Alloys of metals with more complex stoichiometries can be made in amorphous form by slower cooling from the melt. These alloys have been prepared and studied since the 1960s, and since the 1990s amorphous alloys have been discovered that can be prepared in bulk form at cooling rates on the order of 1 deg/s, similar to the cooling rates of other kinds of glasses.
Currently amorphous metals (marketed under the tradenames Vitreloy and Liquidmetal) are used commercially in golf clubs, watches, USB flash drives, and other applications where very high elasticity, yield strength, and/or wear resistance are needed.
|Year||Alloy||Cooling Rate (K/s)|
|1960||Au75Si24||106 - thin films & ribbons|
|1980s||La-Al-Cu & others||1-100|

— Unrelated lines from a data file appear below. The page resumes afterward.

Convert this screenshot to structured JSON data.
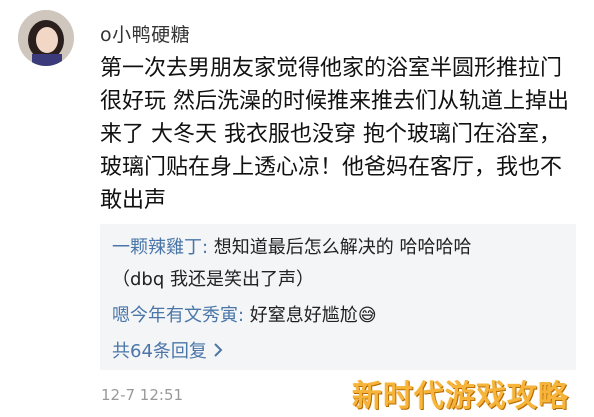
{
  "post": {
    "username": "o小鸭硬糖",
    "lines": [
      "第一次去男朋友家觉得他家的浴室半圆形推拉门",
      "很好玩 然后洗澡的时候推来推去们从轨道上掉出",
      "来了 大冬天 我衣服也没穿 抱个玻璃门在浴室，",
      "玻璃门贴在身上透心凉！他爸妈在客厅，我也不",
      "敢出声"
    ],
    "timestamp": "12-7 12:51"
  },
  "replies": [
    {
      "author": "一颗辣雞丁:",
      "text": " 想知道最后怎么解决的 哈哈哈哈",
      "text2": "（dbq 我还是笑出了声）"
    },
    {
      "author": "嗯今年有文秀寅:",
      "text": " 好窒息好尴尬",
      "emoji": "😅"
    }
  ],
  "more_replies_label": "共64条回复",
  "more_icon": "chevron-right-icon",
  "watermark": "新时代游戏攻略",
  "colors": {
    "link": "#4a76a8",
    "watermark": "#f6b43a",
    "reply_bg": "#f4f5f7"
  }
}
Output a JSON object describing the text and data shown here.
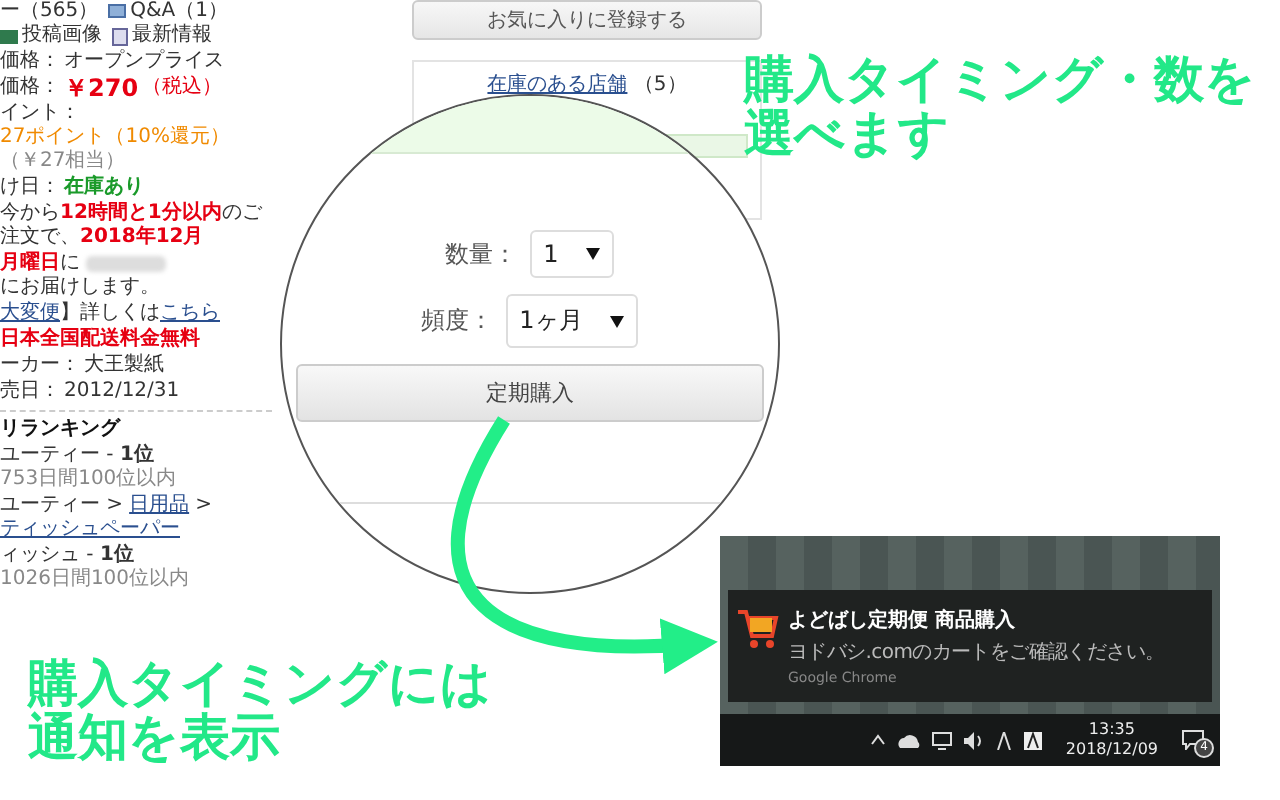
{
  "product_page": {
    "meta_links": [
      {
        "kind": "text",
        "label": "ー（565）"
      },
      {
        "kind": "qa",
        "label": "Q&A（1）"
      },
      {
        "kind": "image",
        "label": "投稿画像"
      },
      {
        "kind": "news",
        "label": "最新情報"
      }
    ],
    "details": [
      {
        "kind": "plain",
        "label": "価格：",
        "value": "オープンプライス"
      },
      {
        "kind": "price",
        "label": "価格：",
        "value": "￥270",
        "note": "（税込）"
      },
      {
        "kind": "points",
        "label": "イント：",
        "value": "27ポイント（10%還元）",
        "note": "（￥27相当）"
      },
      {
        "kind": "stock",
        "label": "け日：",
        "value": "在庫あり"
      }
    ],
    "delivery_note": "今から**12時間と1分以内**のご注文で、**2018年12月**",
    "delivery_day": "**月曜日**に",
    "delivery_suffix": "にお届けします。",
    "info_line": [
      {
        "kind": "link",
        "text": "大変便"
      },
      {
        "kind": "text",
        "text": "】詳しくは"
      },
      {
        "kind": "link",
        "text": "こちら"
      }
    ],
    "shipping": "日本全国配送料金無料",
    "specs": [
      {
        "label": "ーカー：",
        "value": "大王製紙"
      },
      {
        "label": "売日：",
        "value": "2012/12/31"
      }
    ],
    "ranking": {
      "title": "リランキング",
      "lines": [
        [
          {
            "kind": "text",
            "text": "ユーティー - **1位**"
          },
          {
            "kind": "muted",
            "text": "753日間100位以内"
          }
        ],
        [
          {
            "kind": "text",
            "text": "ユーティー >"
          },
          {
            "kind": "link",
            "text": "日用品"
          },
          {
            "kind": "text",
            "text": ">"
          },
          {
            "kind": "link",
            "text": "ティッシュペーパー"
          }
        ],
        [
          {
            "kind": "text",
            "text": "ィッシュ - **1位**"
          },
          {
            "kind": "muted",
            "text": "1026日間100位以内"
          }
        ]
      ]
    }
  },
  "side_panel": {
    "favorite_button": "お気に入りに登録する",
    "store_link": "在庫のある店舗",
    "store_count": "（5）"
  },
  "magnifier": {
    "fields": [
      {
        "label": "数量：",
        "value": "1"
      },
      {
        "label": "頻度：",
        "value": "1ヶ月"
      }
    ],
    "button": "定期購入"
  },
  "notification_capture": {
    "toast": {
      "title": "よどばし定期便 商品購入",
      "message": "ヨドバシ.comのカートをご確認ください。",
      "source": "Google Chrome"
    },
    "taskbar": {
      "time": "13:35",
      "date": "2018/12/09",
      "badge": "4"
    }
  },
  "captions": [
    {
      "text": "購入タイミング・数を選べます"
    },
    {
      "text": "購入タイミングには通知を表示"
    }
  ]
}
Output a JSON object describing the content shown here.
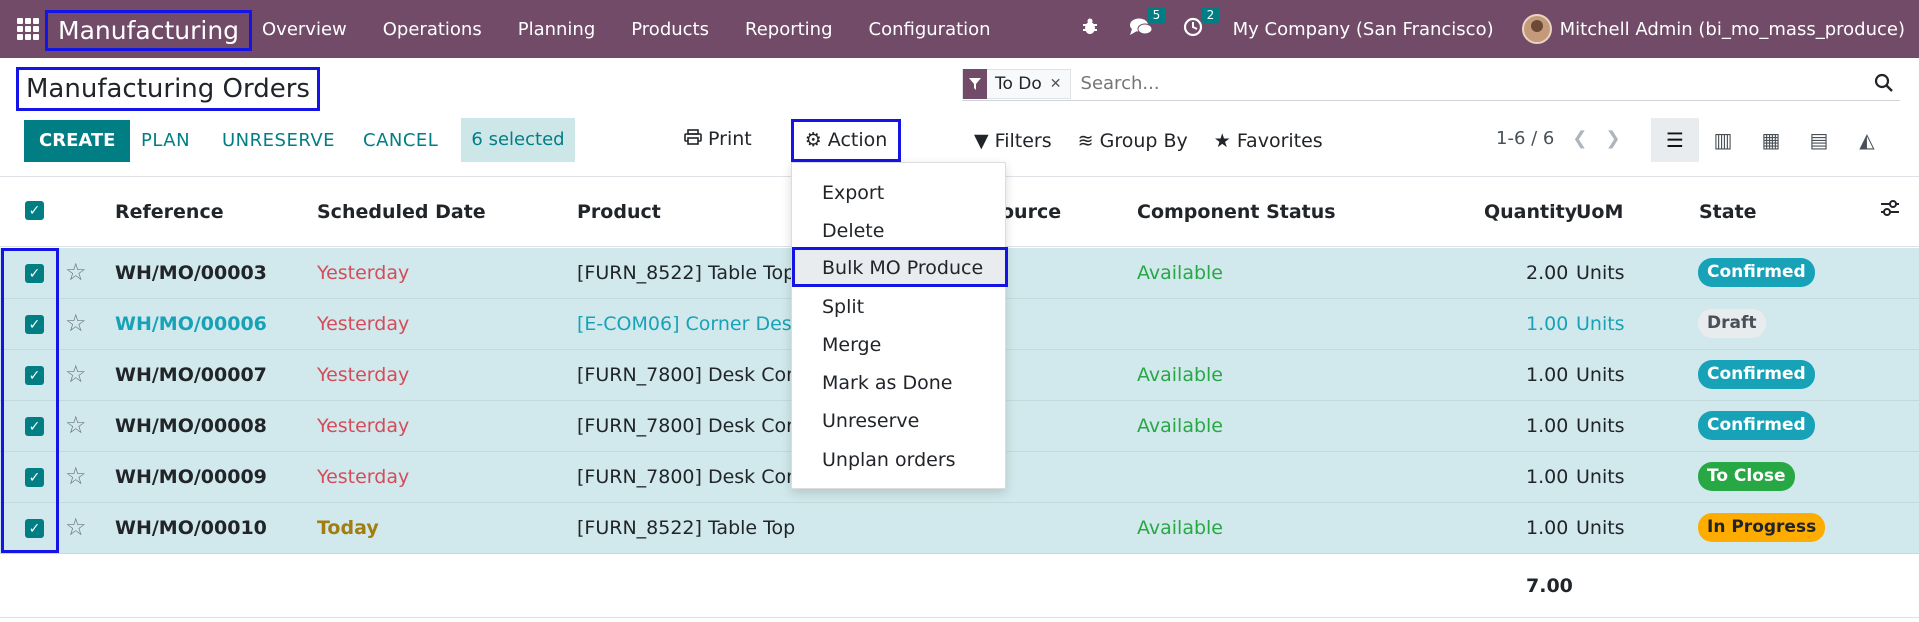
{
  "navbar": {
    "app_name": "Manufacturing",
    "menu": [
      "Overview",
      "Operations",
      "Planning",
      "Products",
      "Reporting",
      "Configuration"
    ],
    "messages_count": "5",
    "activities_count": "2",
    "company": "My Company (San Francisco)",
    "user": "Mitchell Admin (bi_mo_mass_produce)"
  },
  "page": {
    "title": "Manufacturing Orders"
  },
  "search": {
    "facet": "To Do",
    "placeholder": "Search..."
  },
  "buttons": {
    "create": "CREATE",
    "plan": "PLAN",
    "unreserve": "UNRESERVE",
    "cancel": "CANCEL",
    "selected": "6 selected",
    "print": "Print",
    "action": "Action"
  },
  "filters": {
    "filters": "Filters",
    "group_by": "Group By",
    "favorites": "Favorites"
  },
  "pager": {
    "range": "1-6 / 6"
  },
  "table": {
    "headers": {
      "reference": "Reference",
      "scheduled_date": "Scheduled Date",
      "product": "Product",
      "source": "ource",
      "component_status": "Component Status",
      "quantity": "Quantity",
      "uom": "UoM",
      "state": "State"
    },
    "rows": [
      {
        "ref": "WH/MO/00003",
        "date": "Yesterday",
        "product": "[FURN_8522] Table Top",
        "status": "Available",
        "qty": "2.00",
        "uom": "Units",
        "state": "Confirmed"
      },
      {
        "ref": "WH/MO/00006",
        "date": "Yesterday",
        "product": "[E-COM06] Corner Desk",
        "status": "",
        "qty": "1.00",
        "uom": "Units",
        "state": "Draft"
      },
      {
        "ref": "WH/MO/00007",
        "date": "Yesterday",
        "product": "[FURN_7800] Desk Comb",
        "status": "Available",
        "qty": "1.00",
        "uom": "Units",
        "state": "Confirmed"
      },
      {
        "ref": "WH/MO/00008",
        "date": "Yesterday",
        "product": "[FURN_7800] Desk Comb",
        "status": "Available",
        "qty": "1.00",
        "uom": "Units",
        "state": "Confirmed"
      },
      {
        "ref": "WH/MO/00009",
        "date": "Yesterday",
        "product": "[FURN_7800] Desk Comb",
        "status": "",
        "qty": "1.00",
        "uom": "Units",
        "state": "To Close"
      },
      {
        "ref": "WH/MO/00010",
        "date": "Today",
        "product": "[FURN_8522] Table Top",
        "status": "Available",
        "qty": "1.00",
        "uom": "Units",
        "state": "In Progress"
      }
    ],
    "total_quantity": "7.00"
  },
  "action_menu": {
    "items": [
      "Export",
      "Delete",
      "Bulk MO Produce",
      "Split",
      "Merge",
      "Mark as Done",
      "Unreserve",
      "Unplan orders"
    ]
  },
  "colors": {
    "navbar": "#714b67",
    "primary": "#017e84",
    "row_selected": "#d1e9ec",
    "overdue": "#d44c59",
    "today": "#a27d10",
    "available": "#28a745",
    "highlight_border": "#1414e6",
    "confirmed": "#17a2b8",
    "to_close": "#28a745",
    "in_progress": "#ffac00"
  }
}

|1990s||Zr-Ti-Cu-Ni-Be||~1 (similar to oxide glasses)|